To skip the SSL certificate checks, just add this line to your .gemrc

:ssl_verify_mode: 0

This causes the gem and bundle commands to skip SSL certificate verifications when fetching them from a HTTPS source.

Of course, you can also bypass the error by using a non HTTPS URLs for your gem sources in your Gemfile (when using bundler). So, something like:

source ''

in your Gemfile, will become:

source ''


Neither of these actually fix the problem. They just avoid SSL certificate checks, or use a non SSL source. I still don’t know what went wrong during the re-install.


Ruby 1.9.3 segfault in OSX Lion due to OpenSSL

I just set-up my new MacBook Pro, running OSX Lion (10.7.3), for Rails development.

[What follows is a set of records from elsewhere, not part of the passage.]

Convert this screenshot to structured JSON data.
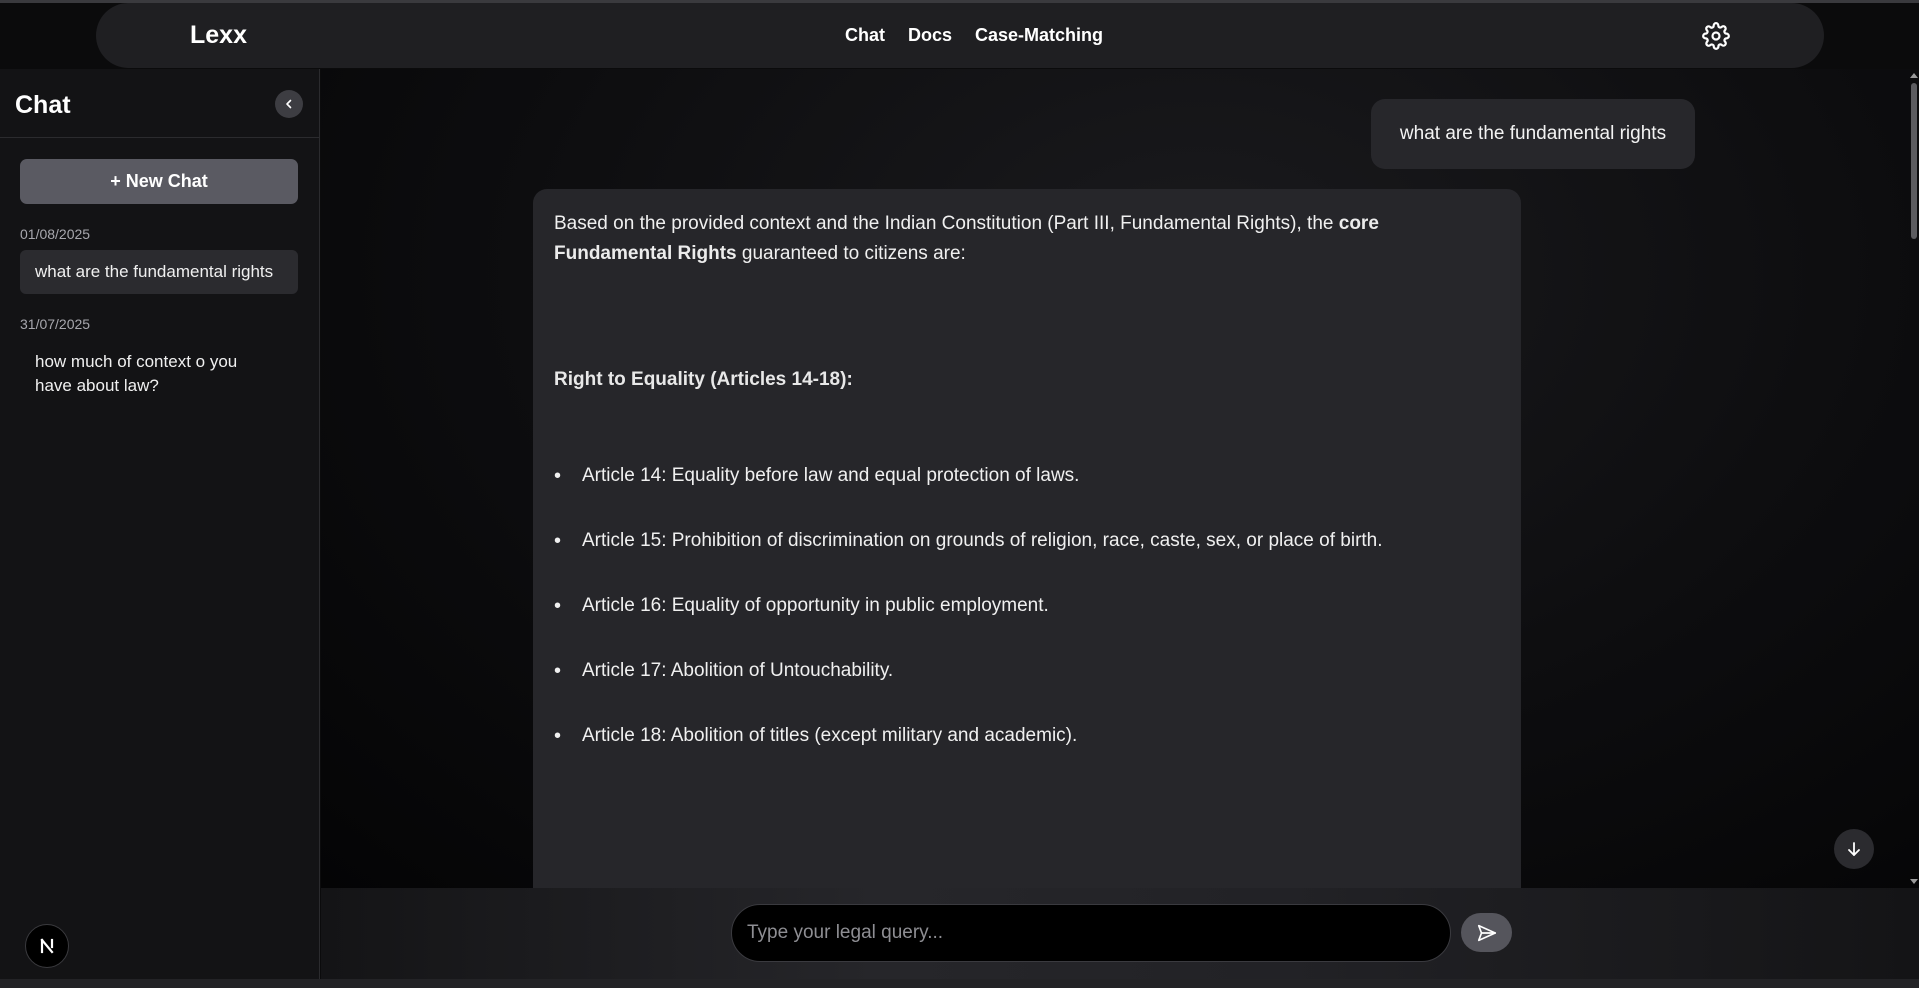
{
  "navbar": {
    "brand": "Lexx",
    "links": [
      "Chat",
      "Docs",
      "Case-Matching"
    ],
    "settings_icon": "gear-icon"
  },
  "sidebar": {
    "title": "Chat",
    "collapse_icon": "chevron-left-icon",
    "new_chat_label": "+ New Chat",
    "groups": [
      {
        "date": "01/08/2025",
        "items": [
          "what are the fundamental rights"
        ]
      },
      {
        "date": "31/07/2025",
        "items": [
          "how much of context o you have about law?"
        ]
      }
    ],
    "avatar_letter": "N"
  },
  "conversation": {
    "user_message": "what are the fundamental rights",
    "ai_intro_1": "Based on the provided context and the Indian Constitution (Part III, Fundamental Rights), the ",
    "ai_intro_bold": "core Fundamental Rights",
    "ai_intro_2": " guaranteed to citizens are:",
    "section_heading": "Right to Equality (Articles 14-18):",
    "articles": [
      "Article 14: Equality before law and equal protection of laws.",
      "Article 15: Prohibition of discrimination on grounds of religion, race, caste, sex, or place of birth.",
      "Article 16: Equality of opportunity in public employment.",
      "Article 17: Abolition of Untouchability.",
      "Article 18: Abolition of titles (except military and academic)."
    ]
  },
  "composer": {
    "placeholder": "Type your legal query...",
    "send_icon": "send-icon"
  },
  "colors": {
    "background": "#0b0b0c",
    "sidebar": "#131315",
    "bubble": "#26262a",
    "new_chat_button": "#5a5a62"
  }
}
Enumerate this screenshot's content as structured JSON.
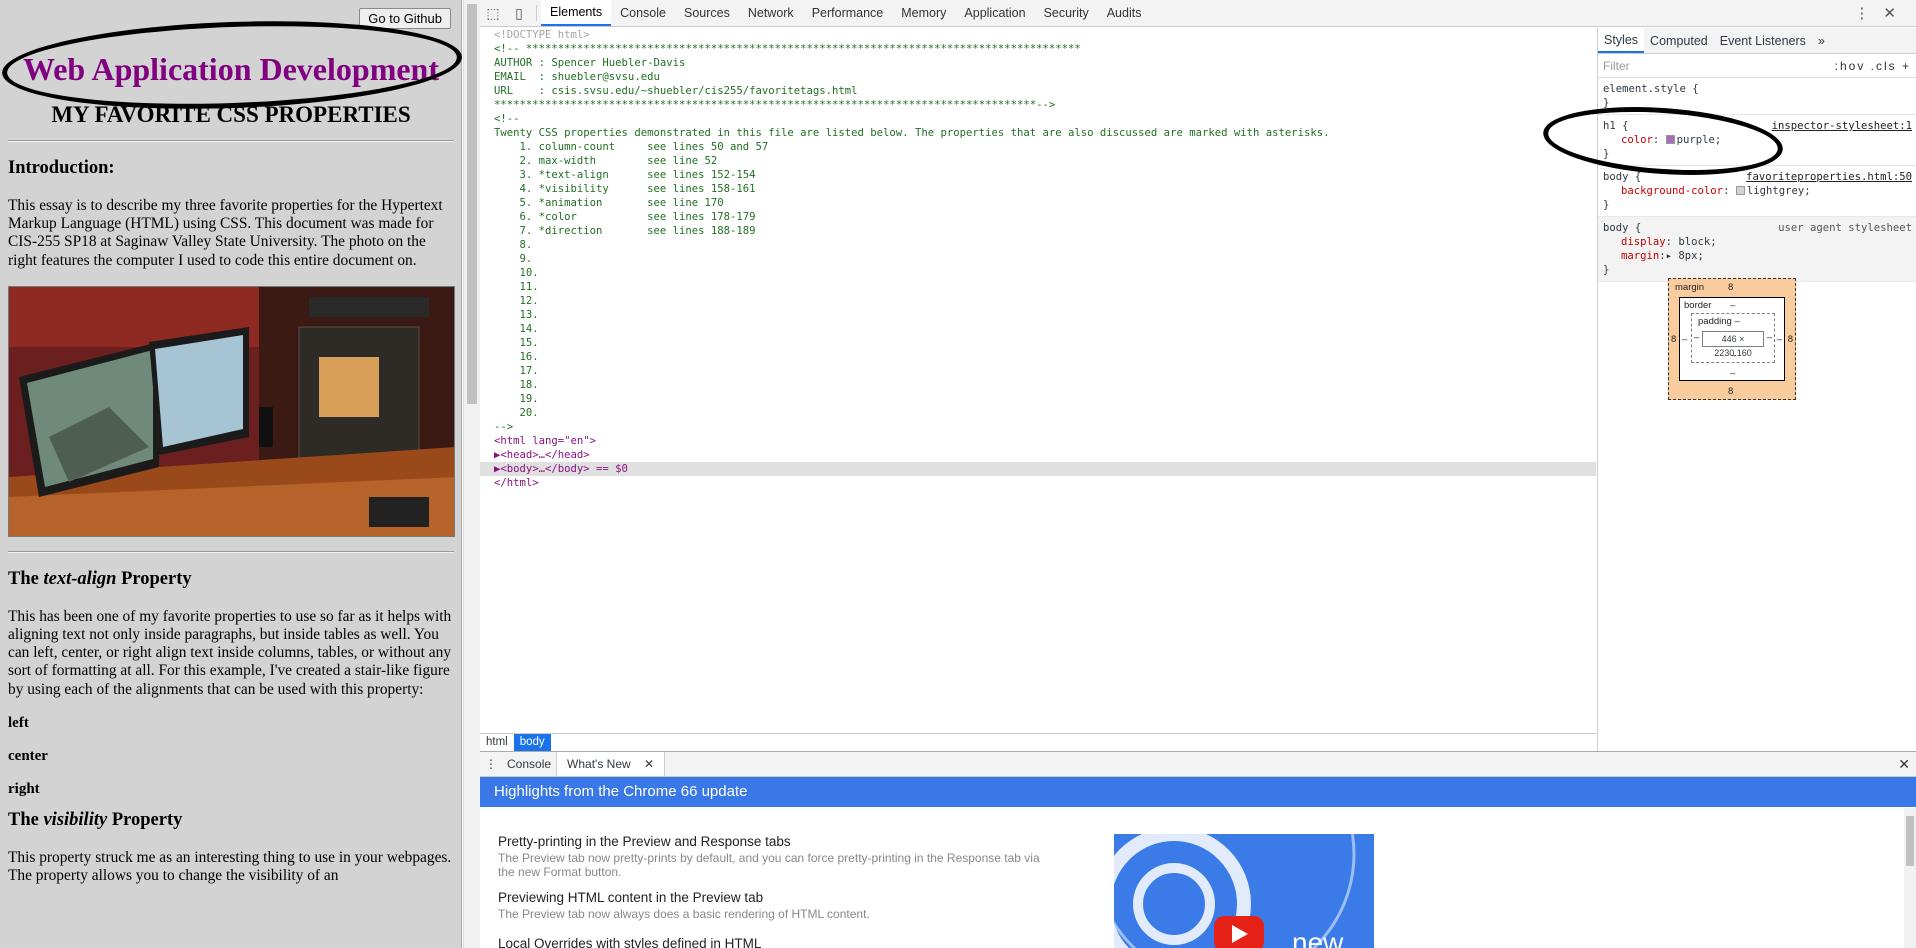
{
  "page": {
    "github_button": "Go to Github",
    "heading": "Web Application Development",
    "subheading": "MY FAVORITE CSS PROPERTIES",
    "intro_title": "Introduction:",
    "intro_text": "This essay is to describe my three favorite properties for the Hypertext Markup Language (HTML) using CSS. This document was made for CIS-255 SP18 at Saginaw Valley State University. The photo on the right features the computer I used to code this entire document on.",
    "section1_title_pre": "The ",
    "section1_title_em": "text-align",
    "section1_title_post": " Property",
    "section1_text": "This has been one of my favorite properties to use so far as it helps with aligning text not only inside paragraphs, but inside tables as well. You can left, center, or right align text inside columns, tables, or without any sort of formatting at all. For this example, I've created a stair-like figure by using each of the alignments that can be used with this property:",
    "align_left": "left",
    "align_center": "center",
    "align_right": "right",
    "section2_title_pre": "The ",
    "section2_title_em": "visibility",
    "section2_title_post": " Property",
    "section2_text": "This property struck me as an interesting thing to use in your webpages. The property allows you to change the visibility of an"
  },
  "devtools": {
    "tabs": [
      "Elements",
      "Console",
      "Sources",
      "Network",
      "Performance",
      "Memory",
      "Application",
      "Security",
      "Audits"
    ],
    "active_tab": "Elements",
    "source_lines": [
      {
        "cls": "c-gray",
        "text": "<!DOCTYPE html>"
      },
      {
        "cls": "c-cmt",
        "text": "<!-- ***************************************************************************************"
      },
      {
        "cls": "c-cmt",
        "text": "AUTHOR : Spencer Huebler-Davis"
      },
      {
        "cls": "c-cmt",
        "text": "EMAIL  : shuebler@svsu.edu"
      },
      {
        "cls": "c-cmt",
        "text": "URL    : csis.svsu.edu/~shuebler/cis255/favoritetags.html"
      },
      {
        "cls": "c-cmt",
        "text": "*************************************************************************************-->"
      },
      {
        "cls": "c-cmt",
        "text": "<!--"
      },
      {
        "cls": "c-cmt",
        "text": "Twenty CSS properties demonstrated in this file are listed below. The properties that are also discussed are marked with asterisks."
      },
      {
        "cls": "c-cmt",
        "text": "    1. column-count     see lines 50 and 57"
      },
      {
        "cls": "c-cmt",
        "text": "    2. max-width        see line 52"
      },
      {
        "cls": "c-cmt",
        "text": "    3. *text-align      see lines 152-154"
      },
      {
        "cls": "c-cmt",
        "text": "    4. *visibility      see lines 158-161"
      },
      {
        "cls": "c-cmt",
        "text": "    5. *animation       see line 170"
      },
      {
        "cls": "c-cmt",
        "text": "    6. *color           see lines 178-179"
      },
      {
        "cls": "c-cmt",
        "text": "    7. *direction       see lines 188-189"
      },
      {
        "cls": "c-cmt",
        "text": "    8."
      },
      {
        "cls": "c-cmt",
        "text": "    9."
      },
      {
        "cls": "c-cmt",
        "text": "    10."
      },
      {
        "cls": "c-cmt",
        "text": "    11."
      },
      {
        "cls": "c-cmt",
        "text": "    12."
      },
      {
        "cls": "c-cmt",
        "text": "    13."
      },
      {
        "cls": "c-cmt",
        "text": "    14."
      },
      {
        "cls": "c-cmt",
        "text": "    15."
      },
      {
        "cls": "c-cmt",
        "text": "    16."
      },
      {
        "cls": "c-cmt",
        "text": "    17."
      },
      {
        "cls": "c-cmt",
        "text": "    18."
      },
      {
        "cls": "c-cmt",
        "text": "    19."
      },
      {
        "cls": "c-cmt",
        "text": "    20."
      },
      {
        "cls": "c-cmt",
        "text": "-->"
      }
    ],
    "html_open": "<html lang=\"en\">",
    "head_line": "▶<head>…</head>",
    "body_line": "▶<body>…</body> == $0",
    "html_close": "</html>",
    "breadcrumbs": [
      "html",
      "body"
    ],
    "styles_tabs": [
      "Styles",
      "Computed",
      "Event Listeners",
      "»"
    ],
    "filter_placeholder": "Filter",
    "filter_tools": ":hov .cls +",
    "element_style": "element.style {",
    "rules": [
      {
        "selector": "h1 {",
        "source": "inspector-stylesheet:1",
        "prop": "color",
        "value": "purple;",
        "swatch": "#a86cbf"
      },
      {
        "selector": "body {",
        "source": "favoriteproperties.html:50",
        "prop": "background-color",
        "value": "lightgrey;",
        "swatch": "#d3d3d3"
      },
      {
        "selector": "body {",
        "source": "user agent stylesheet",
        "prop": "display",
        "value": "block;",
        "prop2": "margin",
        "value2": "8px;"
      }
    ],
    "box_model": {
      "margin_label": "margin",
      "margin_top": "8",
      "margin_bottom": "8",
      "margin_left": "8",
      "margin_right": "8",
      "border_label": "border",
      "border_val": "–",
      "padding_label": "padding –",
      "content": "446 × 2230.160",
      "dash": "–"
    },
    "drawer": {
      "tabs": [
        "Console",
        "What's New"
      ],
      "header": "Highlights from the Chrome 66 update",
      "items": [
        {
          "title": "Pretty-printing in the Preview and Response tabs",
          "desc": "The Preview tab now pretty-prints by default, and you can force pretty-printing in the Response tab via the new Format button."
        },
        {
          "title": "Previewing HTML content in the Preview tab",
          "desc": "The Preview tab now always does a basic rendering of HTML content."
        },
        {
          "title": "Local Overrides with styles defined in HTML",
          "desc": ""
        }
      ],
      "video_label": "new"
    }
  },
  "colors": {
    "heading": "#800080",
    "page_bg": "#d3d3d3",
    "accent": "#1a73e8",
    "whatsnew_bar": "#3b78e7"
  }
}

Installed rvm, installed Ruby 1.9.3 using rvm and did a gem install rails -v 3.2.3. Everything went fine, until I tried to create a new rails app.

rails new <app_name> would create the app structure, but would then fail with a segfault in http.rb. Here’s what the stacktrace looked like:

run  bundle install
/Users/CodeMangler/.rvm/rubies/ruby-1.9.3-p125/lib/ruby/1.9.1/net/http.rb:799: [BUG] Segmentation fault
ruby 1.9.3p125 (2012-02-16 revision 34643) [x86_64-darwin11.3.0]

— Control frame information ———————————————–
c:0038 p:—- s:0217 b:0217 l:000216 d:000216 CFUNC :connect
c:0037 p:0011 s:0214 b:0214 l:001570 d:000213 BLOCK /Users/CodeMangler/.rvm/rubies/ruby-1.9.3-p125/lib/ruby/1.9.1/net/http.rb:799

So, the failure was while doing a bundle install at the end of creating a new rails application, which’s new in rails (to me anyway. It’s been a while since I last looked into rails).
Googling for ruby segfault in http.rb pointed towards issues with OpenSSL. Then I found this post that describes how to fix the issue:

It tuns out, you’ve to install the openssl package for rvm, and then, while installing ruby, point it to use this version of OpenSSL.

To quote steps from the post:

$ rvm pkg install openssl
$ rvm remove 1.9.3 # uninstall the existing version, if you've installed one
$ rvm install 1.9.3 --with-openssl-dir=$rvm_path/usr --with-gcc=clang

Do that, and you should be all set. I tried creating a new rails app after that, and it went through just fine. Also, from googling, it appears that if it’s a segfault in http.rb, it’s most likely due to OpenSSL.